*What to work on:*
Pull each line containing "Search" out of the data and copy it.

********

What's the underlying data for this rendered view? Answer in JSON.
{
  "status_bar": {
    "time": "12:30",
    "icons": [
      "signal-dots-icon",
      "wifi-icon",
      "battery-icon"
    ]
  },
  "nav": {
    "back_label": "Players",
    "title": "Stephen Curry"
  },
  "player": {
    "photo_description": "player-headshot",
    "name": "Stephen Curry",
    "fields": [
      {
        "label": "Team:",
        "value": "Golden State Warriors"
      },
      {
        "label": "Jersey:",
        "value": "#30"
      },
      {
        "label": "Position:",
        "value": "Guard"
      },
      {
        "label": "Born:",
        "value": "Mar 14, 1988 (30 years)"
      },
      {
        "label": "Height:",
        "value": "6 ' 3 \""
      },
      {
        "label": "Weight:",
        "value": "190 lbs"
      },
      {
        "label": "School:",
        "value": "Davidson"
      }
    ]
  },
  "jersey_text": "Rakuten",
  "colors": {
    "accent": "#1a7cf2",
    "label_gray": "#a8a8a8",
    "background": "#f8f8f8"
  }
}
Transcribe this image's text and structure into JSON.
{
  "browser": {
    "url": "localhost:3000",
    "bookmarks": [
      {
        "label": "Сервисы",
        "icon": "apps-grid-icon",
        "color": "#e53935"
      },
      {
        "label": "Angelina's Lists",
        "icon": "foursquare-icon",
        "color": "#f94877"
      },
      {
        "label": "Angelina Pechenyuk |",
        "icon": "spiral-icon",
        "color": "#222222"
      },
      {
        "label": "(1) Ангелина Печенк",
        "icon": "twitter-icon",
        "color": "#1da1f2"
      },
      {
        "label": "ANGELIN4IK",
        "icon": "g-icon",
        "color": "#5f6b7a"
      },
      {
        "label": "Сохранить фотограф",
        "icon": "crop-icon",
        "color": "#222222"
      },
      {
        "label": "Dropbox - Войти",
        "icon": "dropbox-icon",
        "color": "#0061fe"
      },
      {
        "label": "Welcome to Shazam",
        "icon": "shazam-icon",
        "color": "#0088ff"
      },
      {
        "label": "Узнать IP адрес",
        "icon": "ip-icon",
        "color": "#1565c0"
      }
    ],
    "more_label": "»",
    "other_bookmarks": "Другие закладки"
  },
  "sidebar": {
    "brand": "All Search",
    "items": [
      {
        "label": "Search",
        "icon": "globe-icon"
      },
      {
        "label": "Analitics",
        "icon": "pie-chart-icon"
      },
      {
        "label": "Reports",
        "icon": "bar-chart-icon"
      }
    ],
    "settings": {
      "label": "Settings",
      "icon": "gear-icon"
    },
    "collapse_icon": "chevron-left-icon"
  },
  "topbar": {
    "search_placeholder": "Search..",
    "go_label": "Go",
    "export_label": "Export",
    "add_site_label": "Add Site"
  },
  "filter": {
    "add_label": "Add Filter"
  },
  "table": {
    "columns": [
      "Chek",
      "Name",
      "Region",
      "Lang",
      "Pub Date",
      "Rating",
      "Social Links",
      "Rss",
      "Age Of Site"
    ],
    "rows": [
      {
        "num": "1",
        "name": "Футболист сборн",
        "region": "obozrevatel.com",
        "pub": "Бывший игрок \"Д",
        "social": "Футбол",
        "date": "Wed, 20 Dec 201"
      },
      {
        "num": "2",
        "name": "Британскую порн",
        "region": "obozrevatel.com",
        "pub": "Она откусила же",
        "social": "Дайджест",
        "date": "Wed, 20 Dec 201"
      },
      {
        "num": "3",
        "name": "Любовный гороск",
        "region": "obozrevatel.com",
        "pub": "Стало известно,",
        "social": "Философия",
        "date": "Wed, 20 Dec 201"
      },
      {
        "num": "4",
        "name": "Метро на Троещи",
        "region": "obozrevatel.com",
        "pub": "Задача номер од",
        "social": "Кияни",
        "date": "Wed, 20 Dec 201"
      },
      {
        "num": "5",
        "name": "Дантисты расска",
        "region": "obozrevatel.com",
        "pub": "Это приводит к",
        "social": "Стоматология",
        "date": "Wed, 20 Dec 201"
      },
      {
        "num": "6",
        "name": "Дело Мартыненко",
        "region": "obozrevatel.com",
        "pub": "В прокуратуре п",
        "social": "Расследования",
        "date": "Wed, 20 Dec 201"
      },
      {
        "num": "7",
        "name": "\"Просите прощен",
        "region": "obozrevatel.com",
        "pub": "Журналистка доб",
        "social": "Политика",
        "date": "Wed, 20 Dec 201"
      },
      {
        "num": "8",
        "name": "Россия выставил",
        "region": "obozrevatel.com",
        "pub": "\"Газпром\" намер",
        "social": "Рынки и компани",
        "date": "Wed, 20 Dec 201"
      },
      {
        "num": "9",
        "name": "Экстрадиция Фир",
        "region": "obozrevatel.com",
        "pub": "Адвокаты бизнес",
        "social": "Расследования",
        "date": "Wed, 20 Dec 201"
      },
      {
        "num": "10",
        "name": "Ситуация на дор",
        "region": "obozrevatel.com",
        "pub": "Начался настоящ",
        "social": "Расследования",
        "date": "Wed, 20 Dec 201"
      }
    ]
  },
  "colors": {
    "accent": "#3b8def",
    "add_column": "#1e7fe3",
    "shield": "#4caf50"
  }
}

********

*Response area:*
    "brand": "All Search",
        "label": "Search",
    "search_placeholder": "Search..",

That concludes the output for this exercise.